The problem> Search the listing below for the string "bytes" and copy every line where it occurs.

........

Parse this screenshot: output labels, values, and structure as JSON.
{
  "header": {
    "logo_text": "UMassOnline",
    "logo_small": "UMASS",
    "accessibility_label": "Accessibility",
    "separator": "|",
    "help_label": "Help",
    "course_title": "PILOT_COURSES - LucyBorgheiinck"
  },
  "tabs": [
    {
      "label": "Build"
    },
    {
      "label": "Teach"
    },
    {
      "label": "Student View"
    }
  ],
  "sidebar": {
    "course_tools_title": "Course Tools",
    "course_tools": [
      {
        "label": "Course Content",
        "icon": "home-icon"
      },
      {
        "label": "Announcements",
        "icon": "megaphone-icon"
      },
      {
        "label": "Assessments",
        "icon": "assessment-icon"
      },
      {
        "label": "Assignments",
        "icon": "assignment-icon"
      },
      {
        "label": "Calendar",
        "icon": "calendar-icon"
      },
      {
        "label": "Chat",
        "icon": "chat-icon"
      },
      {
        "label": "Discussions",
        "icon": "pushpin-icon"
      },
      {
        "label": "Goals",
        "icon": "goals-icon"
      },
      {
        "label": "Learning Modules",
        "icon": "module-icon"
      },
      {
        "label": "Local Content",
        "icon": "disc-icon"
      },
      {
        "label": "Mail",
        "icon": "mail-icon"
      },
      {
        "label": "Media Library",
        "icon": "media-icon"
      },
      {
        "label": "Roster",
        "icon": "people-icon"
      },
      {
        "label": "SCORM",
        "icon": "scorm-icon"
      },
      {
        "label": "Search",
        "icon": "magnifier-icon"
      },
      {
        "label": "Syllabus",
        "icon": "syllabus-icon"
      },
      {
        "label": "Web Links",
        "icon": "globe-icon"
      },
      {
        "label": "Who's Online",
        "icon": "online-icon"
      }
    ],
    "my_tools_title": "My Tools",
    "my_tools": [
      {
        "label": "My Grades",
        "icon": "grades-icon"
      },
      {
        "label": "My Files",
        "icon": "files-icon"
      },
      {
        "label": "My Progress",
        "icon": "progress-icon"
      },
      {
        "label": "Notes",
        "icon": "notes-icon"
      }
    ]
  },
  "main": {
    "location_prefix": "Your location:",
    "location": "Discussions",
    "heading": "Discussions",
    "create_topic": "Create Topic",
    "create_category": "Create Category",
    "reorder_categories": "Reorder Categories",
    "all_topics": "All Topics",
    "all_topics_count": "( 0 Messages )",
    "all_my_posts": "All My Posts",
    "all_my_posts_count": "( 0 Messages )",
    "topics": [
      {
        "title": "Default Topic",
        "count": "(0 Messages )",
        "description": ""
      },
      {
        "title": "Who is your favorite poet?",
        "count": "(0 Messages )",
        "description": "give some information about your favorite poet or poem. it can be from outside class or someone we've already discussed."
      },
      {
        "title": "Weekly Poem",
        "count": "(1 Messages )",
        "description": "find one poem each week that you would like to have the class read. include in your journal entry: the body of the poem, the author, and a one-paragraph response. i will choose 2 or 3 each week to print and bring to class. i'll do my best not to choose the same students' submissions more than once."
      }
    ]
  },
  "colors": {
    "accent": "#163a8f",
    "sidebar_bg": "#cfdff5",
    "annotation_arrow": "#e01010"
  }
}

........

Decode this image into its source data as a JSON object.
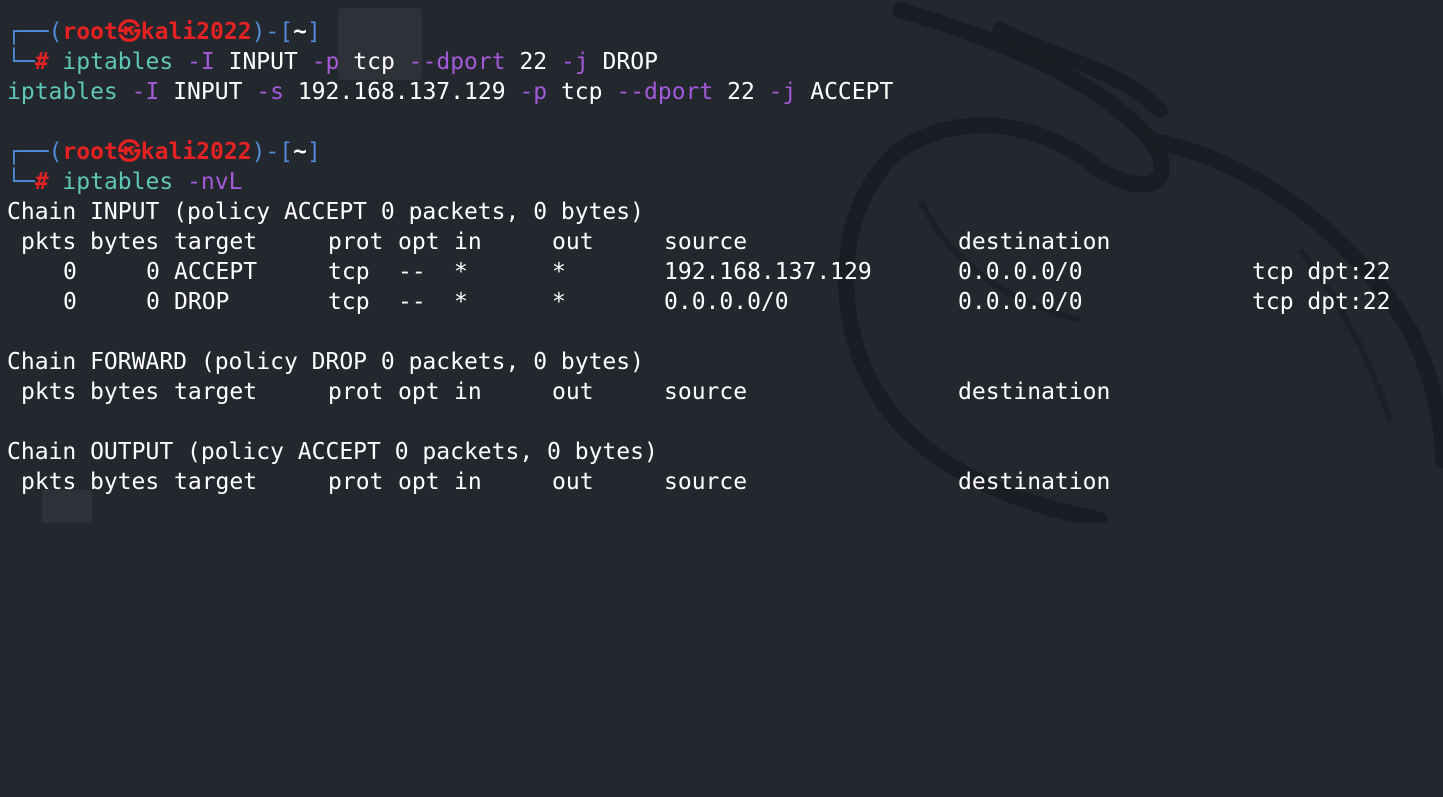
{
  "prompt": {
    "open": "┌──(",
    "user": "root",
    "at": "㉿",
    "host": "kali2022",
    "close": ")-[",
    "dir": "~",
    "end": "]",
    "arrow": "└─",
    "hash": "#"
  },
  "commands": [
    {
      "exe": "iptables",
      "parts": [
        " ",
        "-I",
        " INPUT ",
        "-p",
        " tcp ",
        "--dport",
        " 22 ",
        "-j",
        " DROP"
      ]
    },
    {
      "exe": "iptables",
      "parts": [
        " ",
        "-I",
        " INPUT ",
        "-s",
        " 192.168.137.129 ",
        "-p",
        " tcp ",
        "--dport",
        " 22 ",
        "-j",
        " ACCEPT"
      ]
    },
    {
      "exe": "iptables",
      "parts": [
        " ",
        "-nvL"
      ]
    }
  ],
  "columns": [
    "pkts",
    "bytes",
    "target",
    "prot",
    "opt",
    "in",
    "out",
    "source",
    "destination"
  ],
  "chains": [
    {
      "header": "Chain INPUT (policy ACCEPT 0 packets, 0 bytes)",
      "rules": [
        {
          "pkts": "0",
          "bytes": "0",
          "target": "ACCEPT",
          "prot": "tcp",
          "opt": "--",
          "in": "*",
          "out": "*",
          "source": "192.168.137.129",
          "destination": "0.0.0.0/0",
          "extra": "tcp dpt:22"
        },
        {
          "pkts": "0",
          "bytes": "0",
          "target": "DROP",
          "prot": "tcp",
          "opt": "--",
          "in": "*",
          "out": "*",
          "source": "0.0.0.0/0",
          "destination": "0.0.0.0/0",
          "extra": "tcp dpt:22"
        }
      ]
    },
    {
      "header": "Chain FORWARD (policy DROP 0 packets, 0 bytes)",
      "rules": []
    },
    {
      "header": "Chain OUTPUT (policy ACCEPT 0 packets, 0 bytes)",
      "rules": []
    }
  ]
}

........

Response>
    "bytes",
      "header": "Chain INPUT (policy ACCEPT 0 packets, 0 bytes)",
          "bytes": "0",
          "bytes": "0",
      "header": "Chain FORWARD (policy DROP 0 packets, 0 bytes)",
      "header": "Chain OUTPUT (policy ACCEPT 0 packets, 0 bytes)",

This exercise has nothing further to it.